(Beginning of INFORMATION SUPPLIED)

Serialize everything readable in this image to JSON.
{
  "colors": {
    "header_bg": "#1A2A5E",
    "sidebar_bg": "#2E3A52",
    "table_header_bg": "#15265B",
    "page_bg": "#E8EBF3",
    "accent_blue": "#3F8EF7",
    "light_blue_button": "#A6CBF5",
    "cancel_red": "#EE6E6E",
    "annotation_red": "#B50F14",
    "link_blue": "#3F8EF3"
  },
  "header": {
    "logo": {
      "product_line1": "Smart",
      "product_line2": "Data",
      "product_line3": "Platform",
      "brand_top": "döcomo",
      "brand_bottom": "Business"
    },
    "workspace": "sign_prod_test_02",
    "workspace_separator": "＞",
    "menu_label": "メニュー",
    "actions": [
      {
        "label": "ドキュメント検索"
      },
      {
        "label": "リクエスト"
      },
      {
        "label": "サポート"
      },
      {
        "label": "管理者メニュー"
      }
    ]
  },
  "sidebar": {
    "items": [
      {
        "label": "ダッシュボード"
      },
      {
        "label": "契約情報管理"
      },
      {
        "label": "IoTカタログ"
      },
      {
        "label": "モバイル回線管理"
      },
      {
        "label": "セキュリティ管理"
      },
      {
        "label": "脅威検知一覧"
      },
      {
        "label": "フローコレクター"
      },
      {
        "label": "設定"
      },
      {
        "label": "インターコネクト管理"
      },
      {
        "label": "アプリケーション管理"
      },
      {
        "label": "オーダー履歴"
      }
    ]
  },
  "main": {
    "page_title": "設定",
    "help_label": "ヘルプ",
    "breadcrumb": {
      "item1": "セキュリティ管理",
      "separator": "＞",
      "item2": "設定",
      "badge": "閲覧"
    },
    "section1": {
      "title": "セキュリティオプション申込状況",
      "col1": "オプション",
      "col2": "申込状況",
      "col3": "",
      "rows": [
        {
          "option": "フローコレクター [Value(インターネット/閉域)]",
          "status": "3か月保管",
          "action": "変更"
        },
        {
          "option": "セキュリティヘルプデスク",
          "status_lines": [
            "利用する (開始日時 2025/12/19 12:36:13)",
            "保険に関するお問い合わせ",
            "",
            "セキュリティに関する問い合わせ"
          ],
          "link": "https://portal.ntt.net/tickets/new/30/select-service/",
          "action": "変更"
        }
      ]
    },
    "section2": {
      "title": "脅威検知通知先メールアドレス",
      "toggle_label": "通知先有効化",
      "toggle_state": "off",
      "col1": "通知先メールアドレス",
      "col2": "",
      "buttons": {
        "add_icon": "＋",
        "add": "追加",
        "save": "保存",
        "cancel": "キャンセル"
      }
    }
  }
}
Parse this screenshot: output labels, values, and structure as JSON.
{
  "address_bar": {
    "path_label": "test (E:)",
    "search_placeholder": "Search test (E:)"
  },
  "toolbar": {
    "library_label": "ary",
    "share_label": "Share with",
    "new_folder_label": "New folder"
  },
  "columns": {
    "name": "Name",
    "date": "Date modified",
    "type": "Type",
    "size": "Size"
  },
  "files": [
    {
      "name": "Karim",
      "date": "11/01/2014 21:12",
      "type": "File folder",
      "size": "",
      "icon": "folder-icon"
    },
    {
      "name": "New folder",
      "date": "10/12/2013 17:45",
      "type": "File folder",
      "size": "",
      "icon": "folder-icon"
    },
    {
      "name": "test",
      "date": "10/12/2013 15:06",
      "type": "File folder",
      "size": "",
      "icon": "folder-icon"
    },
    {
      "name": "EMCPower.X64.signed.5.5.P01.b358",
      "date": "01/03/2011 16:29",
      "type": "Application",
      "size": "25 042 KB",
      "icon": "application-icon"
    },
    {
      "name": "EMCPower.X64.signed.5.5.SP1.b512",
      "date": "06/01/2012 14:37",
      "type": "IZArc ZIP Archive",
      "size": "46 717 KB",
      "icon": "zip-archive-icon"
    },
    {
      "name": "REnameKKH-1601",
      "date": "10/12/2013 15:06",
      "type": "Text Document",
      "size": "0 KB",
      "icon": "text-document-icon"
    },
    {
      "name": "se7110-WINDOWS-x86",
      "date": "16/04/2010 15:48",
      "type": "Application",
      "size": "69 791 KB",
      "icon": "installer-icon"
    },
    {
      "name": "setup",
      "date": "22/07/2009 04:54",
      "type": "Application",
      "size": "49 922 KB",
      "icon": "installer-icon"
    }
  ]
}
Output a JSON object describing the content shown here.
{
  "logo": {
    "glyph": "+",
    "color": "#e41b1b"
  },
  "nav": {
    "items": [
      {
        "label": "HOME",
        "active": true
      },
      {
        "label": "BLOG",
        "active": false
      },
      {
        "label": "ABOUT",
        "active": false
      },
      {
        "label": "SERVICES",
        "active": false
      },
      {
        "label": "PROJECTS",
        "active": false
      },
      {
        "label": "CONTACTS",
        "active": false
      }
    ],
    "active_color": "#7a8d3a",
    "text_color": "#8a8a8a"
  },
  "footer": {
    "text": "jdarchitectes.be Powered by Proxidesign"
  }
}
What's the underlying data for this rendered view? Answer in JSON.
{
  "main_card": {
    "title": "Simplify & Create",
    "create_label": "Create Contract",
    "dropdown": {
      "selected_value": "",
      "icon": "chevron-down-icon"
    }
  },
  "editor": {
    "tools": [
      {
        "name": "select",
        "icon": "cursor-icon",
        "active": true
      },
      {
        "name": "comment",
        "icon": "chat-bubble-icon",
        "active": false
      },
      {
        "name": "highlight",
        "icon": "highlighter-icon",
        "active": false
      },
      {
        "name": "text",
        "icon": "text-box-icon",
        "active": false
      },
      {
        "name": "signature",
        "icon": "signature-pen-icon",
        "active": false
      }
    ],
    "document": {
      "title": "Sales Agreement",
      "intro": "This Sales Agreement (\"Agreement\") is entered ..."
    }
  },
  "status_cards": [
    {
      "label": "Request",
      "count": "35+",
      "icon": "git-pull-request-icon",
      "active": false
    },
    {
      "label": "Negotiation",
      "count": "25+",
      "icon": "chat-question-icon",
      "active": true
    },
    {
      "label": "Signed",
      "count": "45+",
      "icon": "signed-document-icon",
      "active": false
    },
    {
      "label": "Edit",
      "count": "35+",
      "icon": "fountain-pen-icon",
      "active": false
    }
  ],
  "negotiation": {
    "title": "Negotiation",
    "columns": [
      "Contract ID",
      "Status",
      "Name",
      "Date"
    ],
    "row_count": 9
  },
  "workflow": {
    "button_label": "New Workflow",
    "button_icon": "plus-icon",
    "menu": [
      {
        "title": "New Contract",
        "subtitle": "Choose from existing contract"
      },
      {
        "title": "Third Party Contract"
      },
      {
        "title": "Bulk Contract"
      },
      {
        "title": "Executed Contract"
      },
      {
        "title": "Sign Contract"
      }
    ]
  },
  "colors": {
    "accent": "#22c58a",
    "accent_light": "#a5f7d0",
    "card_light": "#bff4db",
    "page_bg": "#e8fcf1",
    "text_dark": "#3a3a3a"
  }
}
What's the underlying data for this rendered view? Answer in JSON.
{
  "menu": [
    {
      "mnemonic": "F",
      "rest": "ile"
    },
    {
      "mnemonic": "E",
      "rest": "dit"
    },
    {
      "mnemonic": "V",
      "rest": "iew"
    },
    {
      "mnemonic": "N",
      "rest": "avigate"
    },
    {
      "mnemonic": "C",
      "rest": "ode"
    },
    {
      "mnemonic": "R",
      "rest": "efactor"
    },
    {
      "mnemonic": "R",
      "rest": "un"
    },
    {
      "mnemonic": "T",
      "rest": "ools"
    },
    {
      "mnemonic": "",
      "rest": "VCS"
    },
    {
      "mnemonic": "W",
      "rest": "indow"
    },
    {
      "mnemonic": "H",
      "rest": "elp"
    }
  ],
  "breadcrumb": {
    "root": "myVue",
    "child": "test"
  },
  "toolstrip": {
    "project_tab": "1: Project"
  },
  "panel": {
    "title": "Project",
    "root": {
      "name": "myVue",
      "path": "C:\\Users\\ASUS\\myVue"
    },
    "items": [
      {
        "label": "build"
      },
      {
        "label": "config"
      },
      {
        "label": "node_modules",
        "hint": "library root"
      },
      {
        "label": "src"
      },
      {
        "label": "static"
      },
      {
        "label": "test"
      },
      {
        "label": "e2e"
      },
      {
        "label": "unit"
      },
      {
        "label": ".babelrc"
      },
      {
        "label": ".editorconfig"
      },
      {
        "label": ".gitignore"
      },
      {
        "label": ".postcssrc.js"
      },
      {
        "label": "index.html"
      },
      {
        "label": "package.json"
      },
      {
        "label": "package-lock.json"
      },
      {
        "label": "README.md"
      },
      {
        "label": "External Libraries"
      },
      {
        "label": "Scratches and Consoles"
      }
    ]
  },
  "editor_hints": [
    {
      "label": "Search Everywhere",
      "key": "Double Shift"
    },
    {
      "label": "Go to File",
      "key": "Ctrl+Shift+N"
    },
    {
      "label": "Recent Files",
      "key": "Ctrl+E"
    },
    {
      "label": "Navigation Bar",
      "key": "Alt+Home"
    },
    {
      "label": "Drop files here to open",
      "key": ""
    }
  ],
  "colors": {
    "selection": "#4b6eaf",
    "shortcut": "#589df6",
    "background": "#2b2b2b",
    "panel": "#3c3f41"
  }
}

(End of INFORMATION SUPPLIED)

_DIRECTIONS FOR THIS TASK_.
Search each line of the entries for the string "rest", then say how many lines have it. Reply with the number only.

_REPLY_.
11